Copy every record verbatim but exclude the pictures.

---------- Records for processing

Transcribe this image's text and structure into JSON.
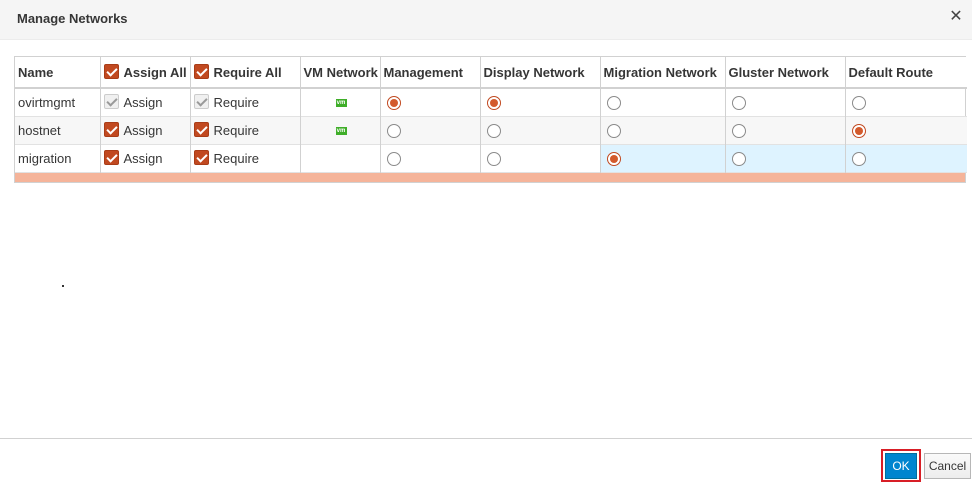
{
  "dialog": {
    "title": "Manage Networks"
  },
  "columns": {
    "name": "Name",
    "assign_all": "Assign All",
    "require_all": "Require All",
    "vm_network": "VM Network",
    "management": "Management",
    "display_network": "Display Network",
    "migration_network": "Migration Network",
    "gluster_network": "Gluster Network",
    "default_route": "Default Route"
  },
  "rows": [
    {
      "name": "ovirtmgmt",
      "assign": "Assign",
      "require": "Require",
      "vm_icon": "vm"
    },
    {
      "name": "hostnet",
      "assign": "Assign",
      "require": "Require",
      "vm_icon": "vm"
    },
    {
      "name": "migration",
      "assign": "Assign",
      "require": "Require"
    }
  ],
  "footer": {
    "ok_label": "OK",
    "cancel_label": "Cancel"
  },
  "icons": {
    "close": "close-icon",
    "vm": "vm-network-icon"
  },
  "colors": {
    "accent": "#c14920",
    "primary_button": "#0085cf",
    "highlight": "#d81e26"
  }
}
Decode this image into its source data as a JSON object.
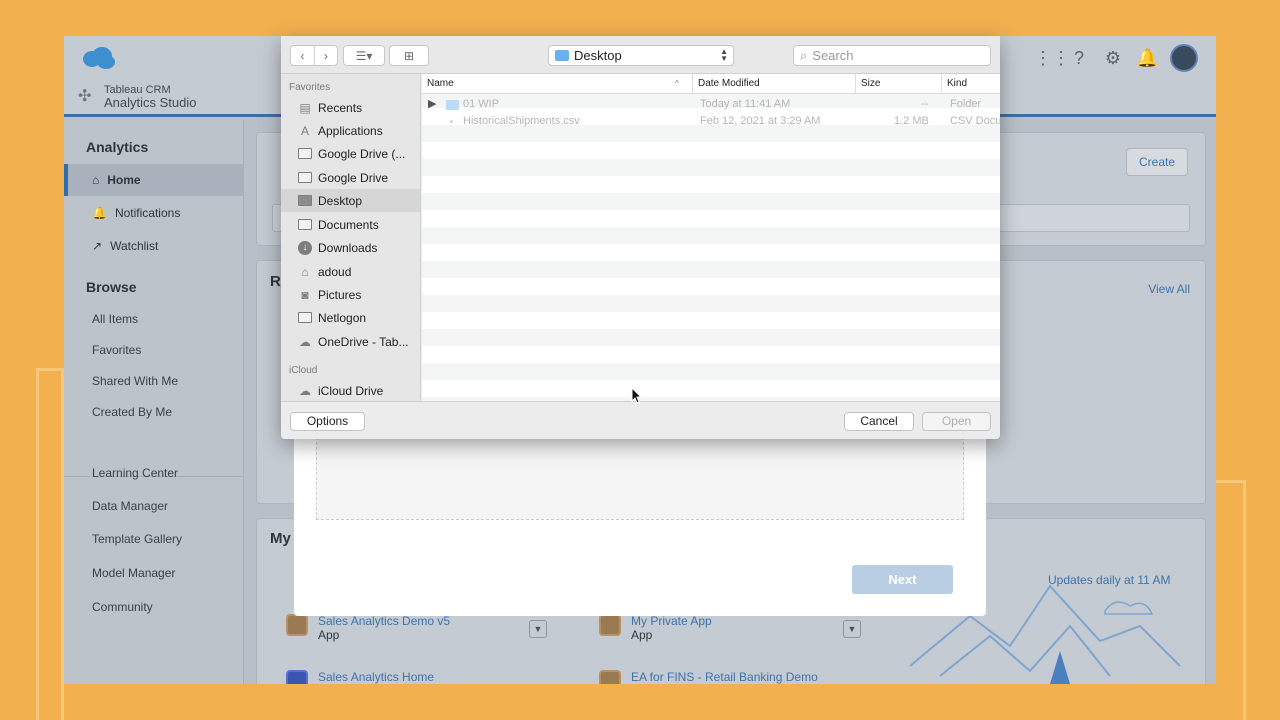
{
  "app": {
    "brand_line1": "Tableau CRM",
    "brand_line2": "Analytics Studio"
  },
  "sidebar": {
    "analytics_heading": "Analytics",
    "items": [
      {
        "label": "Home",
        "icon": "home-icon"
      },
      {
        "label": "Notifications",
        "icon": "bell-icon"
      },
      {
        "label": "Watchlist",
        "icon": "trend-icon"
      }
    ],
    "browse_heading": "Browse",
    "browse_links": [
      "All Items",
      "Favorites",
      "Shared With Me",
      "Created By Me"
    ],
    "other_links": [
      "Learning Center",
      "Data Manager",
      "Template Gallery",
      "Model Manager",
      "Community"
    ]
  },
  "main": {
    "create_label": "Create",
    "view_all_label": "View All",
    "my_heading": "My",
    "recent_heading": "R",
    "updates_text": "Updates daily at 11 AM",
    "apps": [
      {
        "name": "Sales Analytics Demo v5",
        "type": "App"
      },
      {
        "name": "My Private App",
        "type": "App"
      },
      {
        "name": "Sales Analytics Home",
        "type": ""
      },
      {
        "name": "EA for FINS - Retail Banking Demo",
        "type": ""
      }
    ]
  },
  "wizard": {
    "next_label": "Next"
  },
  "file_dialog": {
    "location": "Desktop",
    "search_placeholder": "Search",
    "sidebar_heading_favorites": "Favorites",
    "sidebar_heading_icloud": "iCloud",
    "favorites": [
      {
        "label": "Recents",
        "icon": "recents-icon"
      },
      {
        "label": "Applications",
        "icon": "applications-icon"
      },
      {
        "label": "Google Drive (...",
        "icon": "folder-icon"
      },
      {
        "label": "Google Drive",
        "icon": "folder-icon"
      },
      {
        "label": "Desktop",
        "icon": "desktop-icon",
        "selected": true
      },
      {
        "label": "Documents",
        "icon": "documents-icon"
      },
      {
        "label": "Downloads",
        "icon": "downloads-icon"
      },
      {
        "label": "adoud",
        "icon": "home-icon"
      },
      {
        "label": "Pictures",
        "icon": "camera-icon"
      },
      {
        "label": "Netlogon",
        "icon": "folder-icon"
      },
      {
        "label": "OneDrive - Tab...",
        "icon": "cloud-icon"
      }
    ],
    "icloud": [
      {
        "label": "iCloud Drive",
        "icon": "cloud-icon"
      }
    ],
    "columns": {
      "name": "Name",
      "date": "Date Modified",
      "size": "Size",
      "kind": "Kind"
    },
    "files": [
      {
        "name": "01 WIP",
        "date": "Today at 11:41 AM",
        "size": "--",
        "kind": "Folder",
        "is_folder": true
      },
      {
        "name": "HistoricalShipments.csv",
        "date": "Feb 12, 2021 at 3:29 AM",
        "size": "1.2 MB",
        "kind": "CSV Docu",
        "is_folder": false
      }
    ],
    "options_label": "Options",
    "cancel_label": "Cancel",
    "open_label": "Open"
  }
}
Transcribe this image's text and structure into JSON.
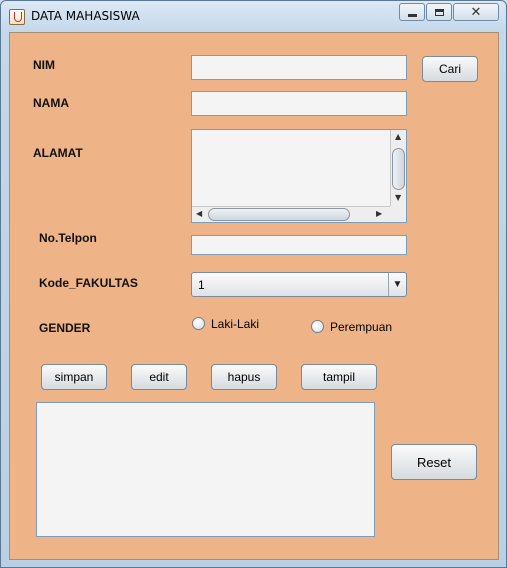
{
  "window": {
    "title": "DATA MAHASISWA",
    "controls": {
      "minimize": "minimize",
      "maximize": "maximize",
      "close": "✕"
    }
  },
  "form": {
    "nim": {
      "label": "NIM",
      "value": ""
    },
    "nama": {
      "label": "NAMA",
      "value": ""
    },
    "alamat": {
      "label": "ALAMAT",
      "value": ""
    },
    "telpon": {
      "label": "No.Telpon",
      "value": ""
    },
    "fakultas": {
      "label": "Kode_FAKULTAS",
      "selected": "1"
    },
    "gender": {
      "label": "GENDER",
      "options": [
        "Laki-Laki",
        "Perempuan"
      ],
      "selected": null
    }
  },
  "buttons": {
    "cari": "Cari",
    "simpan": "simpan",
    "edit": "edit",
    "hapus": "hapus",
    "tampil": "tampil",
    "reset": "Reset"
  },
  "output": {
    "value": ""
  },
  "colors": {
    "panel_bg": "#eeb386",
    "title_bar": "#c4d8eb"
  },
  "icons": {
    "app": "java-cup-icon",
    "combo_arrow": "chevron-down-icon"
  }
}
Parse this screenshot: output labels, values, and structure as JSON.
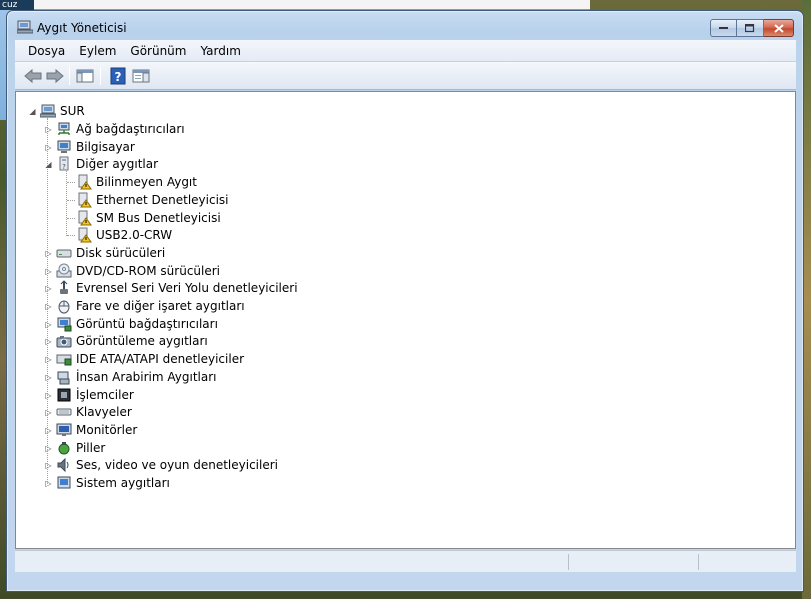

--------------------

§ Result below
Transcribe this image's text and structure into JSON.
{
  "dialog": {
    "title": "Manage Networks"
  },
  "columns": {
    "name": "Name",
    "assign_all": "Assign All",
    "require_all": "Require All",
    "vm_network": "VM Network",
    "management": "Management",
    "display_network": "Display Network",
    "migration_network": "Migration Network",
    "gluster_network": "Gluster Network",
    "default_route": "Default Route"
  },
  "rows": [
    {
      "name": "ovirtmgmt",
      "assign": "Assign",
      "require": "Require",
      "vm_icon": "vm"
    },
    {
      "name": "hostnet",
      "assign": "Assign",
      "require": "Require",
      "vm_icon": "vm"
    },
    {
      "name": "migration",
      "assign": "Assign",
      "require": "Require"
    }
  ],
  "footer": {
    "ok_label": "OK",
    "cancel_label": "Cancel"
  },
  "icons": {
    "close": "close-icon",
    "vm": "vm-network-icon"
  },
  "colors": {
    "accent": "#c14920",
    "primary_button": "#0085cf",
    "highlight": "#d81e26"
  }
}
Decode this image into its source data as a JSON object.
{
  "app": {
    "brand_line1": "Tableau CRM",
    "brand_line2": "Analytics Studio"
  },
  "sidebar": {
    "analytics_heading": "Analytics",
    "items": [
      {
        "label": "Home",
        "icon": "home-icon"
      },
      {
        "label": "Notifications",
        "icon": "bell-icon"
      },
      {
        "label": "Watchlist",
        "icon": "trend-icon"
      }
    ],
    "browse_heading": "Browse",
    "browse_links": [
      "All Items",
      "Favorites",
      "Shared With Me",
      "Created By Me"
    ],
    "other_links": [
      "Learning Center",
      "Data Manager",
      "Template Gallery",
      "Model Manager",
      "Community"
    ]
  },
  "main": {
    "create_label": "Create",
    "view_all_label": "View All",
    "my_heading": "My",
    "recent_heading": "R",
    "updates_text": "Updates daily at 11 AM",
    "apps": [
      {
        "name": "Sales Analytics Demo v5",
        "type": "App"
      },
      {
        "name": "My Private App",
        "type": "App"
      },
      {
        "name": "Sales Analytics Home",
        "type": ""
      },
      {
        "name": "EA for FINS - Retail Banking Demo",
        "type": ""
      }
    ]
  },
  "wizard": {
    "next_label": "Next"
  },
  "file_dialog": {
    "location": "Desktop",
    "search_placeholder": "Search",
    "sidebar_heading_favorites": "Favorites",
    "sidebar_heading_icloud": "iCloud",
    "favorites": [
      {
        "label": "Recents",
        "icon": "recents-icon"
      },
      {
        "label": "Applications",
        "icon": "applications-icon"
      },
      {
        "label": "Google Drive (...",
        "icon": "folder-icon"
      },
      {
        "label": "Google Drive",
        "icon": "folder-icon"
      },
      {
        "label": "Desktop",
        "icon": "desktop-icon",
        "selected": true
      },
      {
        "label": "Documents",
        "icon": "documents-icon"
      },
      {
        "label": "Downloads",
        "icon": "downloads-icon"
      },
      {
        "label": "adoud",
        "icon": "home-icon"
      },
      {
        "label": "Pictures",
        "icon": "camera-icon"
      },
      {
        "label": "Netlogon",
        "icon": "folder-icon"
      },
      {
        "label": "OneDrive - Tab...",
        "icon": "cloud-icon"
      }
    ],
    "icloud": [
      {
        "label": "iCloud Drive",
        "icon": "cloud-icon"
      }
    ],
    "columns": {
      "name": "Name",
      "date": "Date Modified",
      "size": "Size",
      "kind": "Kind"
    },
    "files": [
      {
        "name": "01 WIP",
        "date": "Today at 11:41 AM",
        "size": "--",
        "kind": "Folder",
        "is_folder": true
      },
      {
        "name": "HistoricalShipments.csv",
        "date": "Feb 12, 2021 at 3:29 AM",
        "size": "1.2 MB",
        "kind": "CSV Docu",
        "is_folder": false
      }
    ],
    "options_label": "Options",
    "cancel_label": "Cancel",
    "open_label": "Open"
  }
}
Transcribe this image's text and structure into JSON.
{
  "window": {
    "title": "DATA MAHASISWA",
    "controls": {
      "minimize": "minimize",
      "maximize": "maximize",
      "close": "✕"
    }
  },
  "form": {
    "nim": {
      "label": "NIM",
      "value": ""
    },
    "nama": {
      "label": "NAMA",
      "value": ""
    },
    "alamat": {
      "label": "ALAMAT",
      "value": ""
    },
    "telpon": {
      "label": "No.Telpon",
      "value": ""
    },
    "fakultas": {
      "label": "Kode_FAKULTAS",
      "selected": "1"
    },
    "gender": {
      "label": "GENDER",
      "options": [
        "Laki-Laki",
        "Perempuan"
      ],
      "selected": null
    }
  },
  "buttons": {
    "cari": "Cari",
    "simpan": "simpan",
    "edit": "edit",
    "hapus": "hapus",
    "tampil": "tampil",
    "reset": "Reset"
  },
  "output": {
    "value": ""
  },
  "colors": {
    "panel_bg": "#eeb386",
    "title_bar": "#c4d8eb"
  },
  "icons": {
    "app": "java-cup-icon",
    "combo_arrow": "chevron-down-icon"
  }
}
Parse this screenshot: output labels, values, and structure as JSON.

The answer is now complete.